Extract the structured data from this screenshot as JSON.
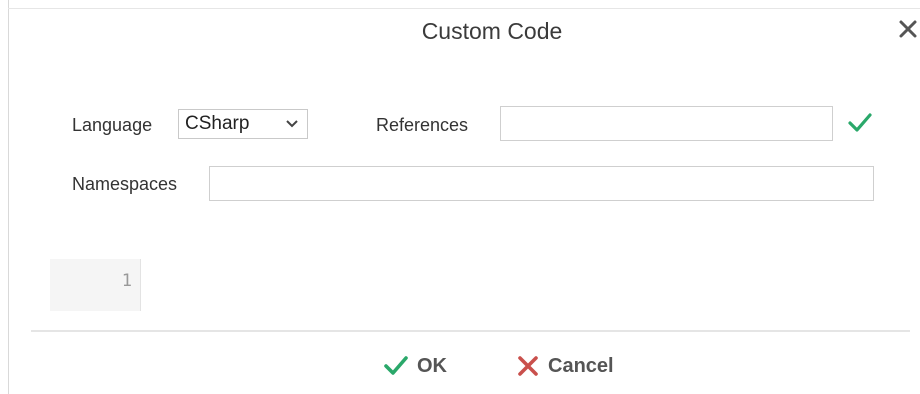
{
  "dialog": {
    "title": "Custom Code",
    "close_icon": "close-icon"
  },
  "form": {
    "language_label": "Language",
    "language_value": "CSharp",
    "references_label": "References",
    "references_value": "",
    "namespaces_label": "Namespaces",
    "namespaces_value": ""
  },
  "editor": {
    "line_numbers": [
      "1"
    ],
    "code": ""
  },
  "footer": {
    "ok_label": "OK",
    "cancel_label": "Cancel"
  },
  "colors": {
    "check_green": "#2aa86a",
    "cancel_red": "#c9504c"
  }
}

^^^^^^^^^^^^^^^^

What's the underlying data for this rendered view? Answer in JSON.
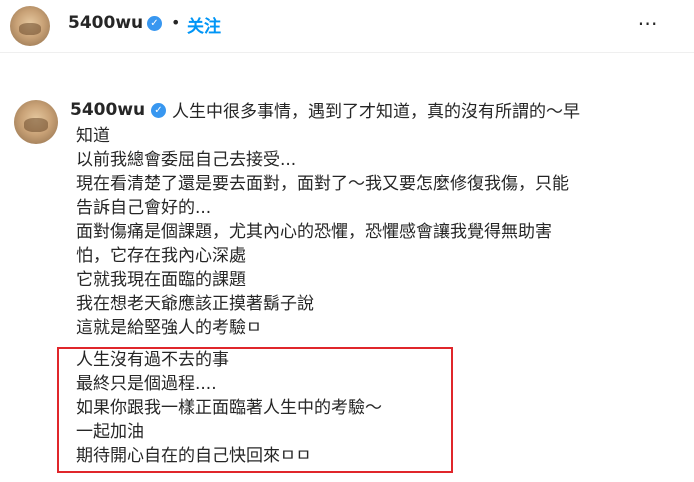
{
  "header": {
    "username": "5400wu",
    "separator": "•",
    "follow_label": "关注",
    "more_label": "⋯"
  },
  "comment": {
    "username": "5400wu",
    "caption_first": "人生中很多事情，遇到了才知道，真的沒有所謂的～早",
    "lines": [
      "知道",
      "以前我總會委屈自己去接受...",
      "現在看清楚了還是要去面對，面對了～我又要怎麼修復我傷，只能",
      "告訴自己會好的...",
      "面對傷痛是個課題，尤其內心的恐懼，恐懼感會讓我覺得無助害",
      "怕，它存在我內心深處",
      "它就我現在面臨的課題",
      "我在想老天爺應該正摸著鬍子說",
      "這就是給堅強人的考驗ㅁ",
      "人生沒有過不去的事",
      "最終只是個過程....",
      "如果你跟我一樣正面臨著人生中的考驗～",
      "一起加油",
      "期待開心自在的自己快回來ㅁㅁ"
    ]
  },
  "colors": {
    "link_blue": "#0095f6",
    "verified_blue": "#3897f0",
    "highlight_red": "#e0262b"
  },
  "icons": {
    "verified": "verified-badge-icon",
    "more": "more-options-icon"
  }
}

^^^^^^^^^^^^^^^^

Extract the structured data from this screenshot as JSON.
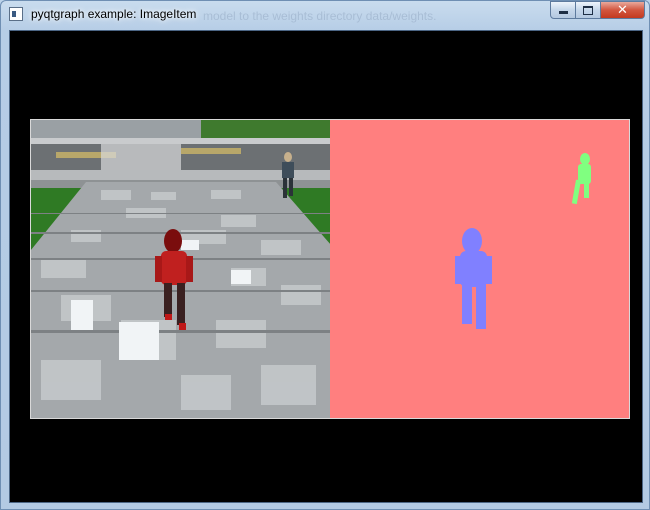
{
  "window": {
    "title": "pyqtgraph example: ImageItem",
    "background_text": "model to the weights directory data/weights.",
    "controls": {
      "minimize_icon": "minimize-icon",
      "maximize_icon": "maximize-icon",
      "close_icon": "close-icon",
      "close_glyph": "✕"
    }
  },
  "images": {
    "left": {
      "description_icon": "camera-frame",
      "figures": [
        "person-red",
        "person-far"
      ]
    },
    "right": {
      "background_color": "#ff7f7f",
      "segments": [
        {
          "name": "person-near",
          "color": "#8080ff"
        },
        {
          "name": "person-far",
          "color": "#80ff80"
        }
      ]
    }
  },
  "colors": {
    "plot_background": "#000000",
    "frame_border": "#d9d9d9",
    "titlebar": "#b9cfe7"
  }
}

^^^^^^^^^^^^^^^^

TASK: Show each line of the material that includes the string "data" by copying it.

REPLY:
Extract the structured data from this screenshot as JSON.
What's the underlying data for this rendered view? Answer in JSON.
Extract the structured data from this screenshot as JSON.
    "background_text": "model to the weights directory data/weights.",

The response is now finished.